About this exercise: Could you copy every record below exactly as it stands?
◆ ◆ ◆ ◆ ◆ ◆ ◆
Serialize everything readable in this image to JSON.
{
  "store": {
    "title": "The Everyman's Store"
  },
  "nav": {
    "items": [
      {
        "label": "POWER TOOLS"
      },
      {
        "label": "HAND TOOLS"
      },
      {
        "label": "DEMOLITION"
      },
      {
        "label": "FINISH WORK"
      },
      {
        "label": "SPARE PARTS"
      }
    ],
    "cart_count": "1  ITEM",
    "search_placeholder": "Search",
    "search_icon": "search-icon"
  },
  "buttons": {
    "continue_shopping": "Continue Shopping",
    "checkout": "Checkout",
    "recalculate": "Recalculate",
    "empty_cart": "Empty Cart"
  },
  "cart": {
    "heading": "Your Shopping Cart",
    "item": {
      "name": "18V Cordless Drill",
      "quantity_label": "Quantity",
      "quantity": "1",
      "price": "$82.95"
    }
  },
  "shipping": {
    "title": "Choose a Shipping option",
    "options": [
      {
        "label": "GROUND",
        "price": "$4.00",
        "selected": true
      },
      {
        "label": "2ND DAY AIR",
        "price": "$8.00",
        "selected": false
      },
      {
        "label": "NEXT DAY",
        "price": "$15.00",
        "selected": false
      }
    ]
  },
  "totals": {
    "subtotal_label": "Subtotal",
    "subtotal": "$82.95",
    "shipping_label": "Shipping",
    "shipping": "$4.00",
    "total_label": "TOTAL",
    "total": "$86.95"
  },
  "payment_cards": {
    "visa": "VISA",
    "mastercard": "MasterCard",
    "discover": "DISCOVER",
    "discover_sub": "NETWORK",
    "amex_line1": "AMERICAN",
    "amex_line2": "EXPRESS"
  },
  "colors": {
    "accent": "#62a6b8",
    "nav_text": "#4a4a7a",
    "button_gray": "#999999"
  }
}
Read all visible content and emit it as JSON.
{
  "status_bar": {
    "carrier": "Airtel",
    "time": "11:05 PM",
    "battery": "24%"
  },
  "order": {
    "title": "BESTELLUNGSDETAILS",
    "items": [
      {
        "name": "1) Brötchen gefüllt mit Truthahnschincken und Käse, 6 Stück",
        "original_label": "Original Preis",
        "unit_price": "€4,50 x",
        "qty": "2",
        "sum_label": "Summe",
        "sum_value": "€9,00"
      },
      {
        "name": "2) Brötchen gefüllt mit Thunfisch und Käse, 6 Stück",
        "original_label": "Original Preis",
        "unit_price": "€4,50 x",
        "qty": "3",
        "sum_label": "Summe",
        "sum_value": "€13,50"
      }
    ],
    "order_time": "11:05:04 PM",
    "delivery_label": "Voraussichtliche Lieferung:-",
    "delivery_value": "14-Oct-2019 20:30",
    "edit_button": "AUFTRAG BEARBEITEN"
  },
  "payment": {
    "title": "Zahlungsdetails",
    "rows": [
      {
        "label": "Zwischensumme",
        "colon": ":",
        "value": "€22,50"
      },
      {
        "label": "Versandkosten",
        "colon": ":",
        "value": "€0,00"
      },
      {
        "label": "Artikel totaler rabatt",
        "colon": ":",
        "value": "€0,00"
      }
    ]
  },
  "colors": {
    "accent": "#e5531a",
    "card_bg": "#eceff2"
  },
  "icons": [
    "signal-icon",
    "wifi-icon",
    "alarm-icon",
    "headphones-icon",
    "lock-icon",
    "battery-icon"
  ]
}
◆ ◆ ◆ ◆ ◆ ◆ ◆
Output for this exercise:
Serialize everything readable in this image to JSON.
{
  "store": {
    "title": "The Everyman's Store"
  },
  "nav": {
    "items": [
      {
        "label": "POWER TOOLS"
      },
      {
        "label": "HAND TOOLS"
      },
      {
        "label": "DEMOLITION"
      },
      {
        "label": "FINISH WORK"
      },
      {
        "label": "SPARE PARTS"
      }
    ],
    "cart_count": "1  ITEM",
    "search_placeholder": "Search",
    "search_icon": "search-icon"
  },
  "buttons": {
    "continue_shopping": "Continue Shopping",
    "checkout": "Checkout",
    "recalculate": "Recalculate",
    "empty_cart": "Empty Cart"
  },
  "cart": {
    "heading": "Your Shopping Cart",
    "item": {
      "name": "18V Cordless Drill",
      "quantity_label": "Quantity",
      "quantity": "1",
      "price": "$82.95"
    }
  },
  "shipping": {
    "title": "Choose a Shipping option",
    "options": [
      {
        "label": "GROUND",
        "price": "$4.00",
        "selected": true
      },
      {
        "label": "2ND DAY AIR",
        "price": "$8.00",
        "selected": false
      },
      {
        "label": "NEXT DAY",
        "price": "$15.00",
        "selected": false
      }
    ]
  },
  "totals": {
    "subtotal_label": "Subtotal",
    "subtotal": "$82.95",
    "shipping_label": "Shipping",
    "shipping": "$4.00",
    "total_label": "TOTAL",
    "total": "$86.95"
  },
  "payment_cards": {
    "visa": "VISA",
    "mastercard": "MasterCard",
    "discover": "DISCOVER",
    "discover_sub": "NETWORK",
    "amex_line1": "AMERICAN",
    "amex_line2": "EXPRESS"
  },
  "colors": {
    "accent": "#62a6b8",
    "nav_text": "#4a4a7a",
    "button_gray": "#999999"
  }
}
Read all visible content and emit it as JSON.
{
  "status_bar": {
    "carrier": "Airtel",
    "time": "11:05 PM",
    "battery": "24%"
  },
  "order": {
    "title": "BESTELLUNGSDETAILS",
    "items": [
      {
        "name": "1) Brötchen gefüllt mit Truthahnschincken und Käse, 6 Stück",
        "original_label": "Original Preis",
        "unit_price": "€4,50 x",
        "qty": "2",
        "sum_label": "Summe",
        "sum_value": "€9,00"
      },
      {
        "name": "2) Brötchen gefüllt mit Thunfisch und Käse, 6 Stück",
        "original_label": "Original Preis",
        "unit_price": "€4,50 x",
        "qty": "3",
        "sum_label": "Summe",
        "sum_value": "€13,50"
      }
    ],
    "order_time": "11:05:04 PM",
    "delivery_label": "Voraussichtliche Lieferung:-",
    "delivery_value": "14-Oct-2019 20:30",
    "edit_button": "AUFTRAG BEARBEITEN"
  },
  "payment": {
    "title": "Zahlungsdetails",
    "rows": [
      {
        "label": "Zwischensumme",
        "colon": ":",
        "value": "€22,50"
      },
      {
        "label": "Versandkosten",
        "colon": ":",
        "value": "€0,00"
      },
      {
        "label": "Artikel totaler rabatt",
        "colon": ":",
        "value": "€0,00"
      }
    ]
  },
  "colors": {
    "accent": "#e5531a",
    "card_bg": "#eceff2"
  },
  "icons": [
    "signal-icon",
    "wifi-icon",
    "alarm-icon",
    "headphones-icon",
    "lock-icon",
    "battery-icon"
  ]
}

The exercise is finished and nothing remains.